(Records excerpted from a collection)

Start of Block

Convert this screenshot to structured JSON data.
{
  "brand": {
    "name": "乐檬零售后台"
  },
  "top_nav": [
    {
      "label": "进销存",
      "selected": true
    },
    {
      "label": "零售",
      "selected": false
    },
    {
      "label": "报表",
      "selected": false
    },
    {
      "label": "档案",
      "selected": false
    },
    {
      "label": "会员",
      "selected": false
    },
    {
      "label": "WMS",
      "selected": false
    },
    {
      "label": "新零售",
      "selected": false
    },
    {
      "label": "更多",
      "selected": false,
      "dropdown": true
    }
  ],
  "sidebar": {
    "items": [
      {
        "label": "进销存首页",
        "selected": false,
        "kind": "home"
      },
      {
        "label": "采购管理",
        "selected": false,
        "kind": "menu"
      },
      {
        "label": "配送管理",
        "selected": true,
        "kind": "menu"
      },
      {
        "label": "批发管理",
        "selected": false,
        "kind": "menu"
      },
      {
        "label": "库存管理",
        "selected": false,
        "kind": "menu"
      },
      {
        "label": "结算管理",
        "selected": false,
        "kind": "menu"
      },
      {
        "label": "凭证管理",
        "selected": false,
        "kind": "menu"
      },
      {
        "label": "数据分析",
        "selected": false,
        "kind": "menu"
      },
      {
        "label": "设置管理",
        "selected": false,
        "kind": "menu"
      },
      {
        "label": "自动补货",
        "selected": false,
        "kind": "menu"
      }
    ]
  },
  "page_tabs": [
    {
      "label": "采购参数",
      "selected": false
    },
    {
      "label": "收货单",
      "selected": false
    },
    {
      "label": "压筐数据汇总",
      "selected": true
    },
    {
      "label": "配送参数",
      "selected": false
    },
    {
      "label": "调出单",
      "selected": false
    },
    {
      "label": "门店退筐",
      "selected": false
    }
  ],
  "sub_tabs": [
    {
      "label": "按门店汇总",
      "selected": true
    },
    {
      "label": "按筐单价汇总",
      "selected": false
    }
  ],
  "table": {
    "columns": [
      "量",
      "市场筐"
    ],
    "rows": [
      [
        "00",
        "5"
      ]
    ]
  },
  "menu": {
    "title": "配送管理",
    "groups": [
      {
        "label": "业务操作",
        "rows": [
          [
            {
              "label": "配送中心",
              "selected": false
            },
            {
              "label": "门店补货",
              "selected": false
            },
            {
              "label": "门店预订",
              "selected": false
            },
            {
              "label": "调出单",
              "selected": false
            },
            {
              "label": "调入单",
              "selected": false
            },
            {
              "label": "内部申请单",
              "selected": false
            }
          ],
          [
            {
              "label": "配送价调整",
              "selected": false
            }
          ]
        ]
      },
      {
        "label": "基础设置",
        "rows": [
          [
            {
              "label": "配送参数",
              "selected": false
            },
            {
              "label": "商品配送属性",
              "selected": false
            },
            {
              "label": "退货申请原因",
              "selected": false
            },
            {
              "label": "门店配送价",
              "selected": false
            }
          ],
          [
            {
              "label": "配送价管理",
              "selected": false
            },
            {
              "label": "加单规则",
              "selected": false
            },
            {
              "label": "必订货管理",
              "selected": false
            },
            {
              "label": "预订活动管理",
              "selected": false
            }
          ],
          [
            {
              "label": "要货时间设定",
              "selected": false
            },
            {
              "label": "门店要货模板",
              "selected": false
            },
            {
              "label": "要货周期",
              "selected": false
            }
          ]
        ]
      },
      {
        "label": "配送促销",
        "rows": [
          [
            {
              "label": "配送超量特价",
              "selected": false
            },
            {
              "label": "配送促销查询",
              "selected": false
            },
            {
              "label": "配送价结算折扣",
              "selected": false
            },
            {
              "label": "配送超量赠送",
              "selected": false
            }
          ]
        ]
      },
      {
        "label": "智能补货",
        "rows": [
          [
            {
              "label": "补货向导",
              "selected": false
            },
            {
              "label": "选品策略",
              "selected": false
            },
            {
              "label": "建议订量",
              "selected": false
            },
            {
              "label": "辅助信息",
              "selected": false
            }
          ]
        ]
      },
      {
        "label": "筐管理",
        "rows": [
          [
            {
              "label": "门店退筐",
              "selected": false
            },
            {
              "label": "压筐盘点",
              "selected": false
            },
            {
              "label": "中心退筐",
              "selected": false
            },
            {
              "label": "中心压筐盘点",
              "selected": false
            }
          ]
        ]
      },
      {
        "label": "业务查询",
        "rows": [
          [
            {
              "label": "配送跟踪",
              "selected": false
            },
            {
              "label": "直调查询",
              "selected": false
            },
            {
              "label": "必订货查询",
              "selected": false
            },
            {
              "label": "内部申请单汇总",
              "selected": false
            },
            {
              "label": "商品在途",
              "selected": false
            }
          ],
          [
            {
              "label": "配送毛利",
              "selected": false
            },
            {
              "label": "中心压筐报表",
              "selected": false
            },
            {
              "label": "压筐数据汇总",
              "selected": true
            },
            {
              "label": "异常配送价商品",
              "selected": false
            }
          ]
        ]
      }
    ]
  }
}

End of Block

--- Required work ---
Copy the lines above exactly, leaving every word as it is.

--- Task response ---
Convert this screenshot to structured JSON data.
{
  "brand": {
    "name": "乐檬零售后台"
  },
  "top_nav": [
    {
      "label": "进销存",
      "selected": true
    },
    {
      "label": "零售",
      "selected": false
    },
    {
      "label": "报表",
      "selected": false
    },
    {
      "label": "档案",
      "selected": false
    },
    {
      "label": "会员",
      "selected": false
    },
    {
      "label": "WMS",
      "selected": false
    },
    {
      "label": "新零售",
      "selected": false
    },
    {
      "label": "更多",
      "selected": false,
      "dropdown": true
    }
  ],
  "sidebar": {
    "items": [
      {
        "label": "进销存首页",
        "selected": false,
        "kind": "home"
      },
      {
        "label": "采购管理",
        "selected": false,
        "kind": "menu"
      },
      {
        "label": "配送管理",
        "selected": true,
        "kind": "menu"
      },
      {
        "label": "批发管理",
        "selected": false,
        "kind": "menu"
      },
      {
        "label": "库存管理",
        "selected": false,
        "kind": "menu"
      },
      {
        "label": "结算管理",
        "selected": false,
        "kind": "menu"
      },
      {
        "label": "凭证管理",
        "selected": false,
        "kind": "menu"
      },
      {
        "label": "数据分析",
        "selected": false,
        "kind": "menu"
      },
      {
        "label": "设置管理",
        "selected": false,
        "kind": "menu"
      },
      {
        "label": "自动补货",
        "selected": false,
        "kind": "menu"
      }
    ]
  },
  "page_tabs": [
    {
      "label": "采购参数",
      "selected": false
    },
    {
      "label": "收货单",
      "selected": false
    },
    {
      "label": "压筐数据汇总",
      "selected": true
    },
    {
      "label": "配送参数",
      "selected": false
    },
    {
      "label": "调出单",
      "selected": false
    },
    {
      "label": "门店退筐",
      "selected": false
    }
  ],
  "sub_tabs": [
    {
      "label": "按门店汇总",
      "selected": true
    },
    {
      "label": "按筐单价汇总",
      "selected": false
    }
  ],
  "table": {
    "columns": [
      "量",
      "市场筐"
    ],
    "rows": [
      [
        "00",
        "5"
      ]
    ]
  },
  "menu": {
    "title": "配送管理",
    "groups": [
      {
        "label": "业务操作",
        "rows": [
          [
            {
              "label": "配送中心",
              "selected": false
            },
            {
              "label": "门店补货",
              "selected": false
            },
            {
              "label": "门店预订",
              "selected": false
            },
            {
              "label": "调出单",
              "selected": false
            },
            {
              "label": "调入单",
              "selected": false
            },
            {
              "label": "内部申请单",
              "selected": false
            }
          ],
          [
            {
              "label": "配送价调整",
              "selected": false
            }
          ]
        ]
      },
      {
        "label": "基础设置",
        "rows": [
          [
            {
              "label": "配送参数",
              "selected": false
            },
            {
              "label": "商品配送属性",
              "selected": false
            },
            {
              "label": "退货申请原因",
              "selected": false
            },
            {
              "label": "门店配送价",
              "selected": false
            }
          ],
          [
            {
              "label": "配送价管理",
              "selected": false
            },
            {
              "label": "加单规则",
              "selected": false
            },
            {
              "label": "必订货管理",
              "selected": false
            },
            {
              "label": "预订活动管理",
              "selected": false
            }
          ],
          [
            {
              "label": "要货时间设定",
              "selected": false
            },
            {
              "label": "门店要货模板",
              "selected": false
            },
            {
              "label": "要货周期",
              "selected": false
            }
          ]
        ]
      },
      {
        "label": "配送促销",
        "rows": [
          [
            {
              "label": "配送超量特价",
              "selected": false
            },
            {
              "label": "配送促销查询",
              "selected": false
            },
            {
              "label": "配送价结算折扣",
              "selected": false
            },
            {
              "label": "配送超量赠送",
              "selected": false
            }
          ]
        ]
      },
      {
        "label": "智能补货",
        "rows": [
          [
            {
              "label": "补货向导",
              "selected": false
            },
            {
              "label": "选品策略",
              "selected": false
            },
            {
              "label": "建议订量",
              "selected": false
            },
            {
              "label": "辅助信息",
              "selected": false
            }
          ]
        ]
      },
      {
        "label": "筐管理",
        "rows": [
          [
            {
              "label": "门店退筐",
              "selected": false
            },
            {
              "label": "压筐盘点",
              "selected": false
            },
            {
              "label": "中心退筐",
              "selected": false
            },
            {
              "label": "中心压筐盘点",
              "selected": false
            }
          ]
        ]
      },
      {
        "label": "业务查询",
        "rows": [
          [
            {
              "label": "配送跟踪",
              "selected": false
            },
            {
              "label": "直调查询",
              "selected": false
            },
            {
              "label": "必订货查询",
              "selected": false
            },
            {
              "label": "内部申请单汇总",
              "selected": false
            },
            {
              "label": "商品在途",
              "selected": false
            }
          ],
          [
            {
              "label": "配送毛利",
              "selected": false
            },
            {
              "label": "中心压筐报表",
              "selected": false
            },
            {
              "label": "压筐数据汇总",
              "selected": true
            },
            {
              "label": "异常配送价商品",
              "selected": false
            }
          ]
        ]
      }
    ]
  }
}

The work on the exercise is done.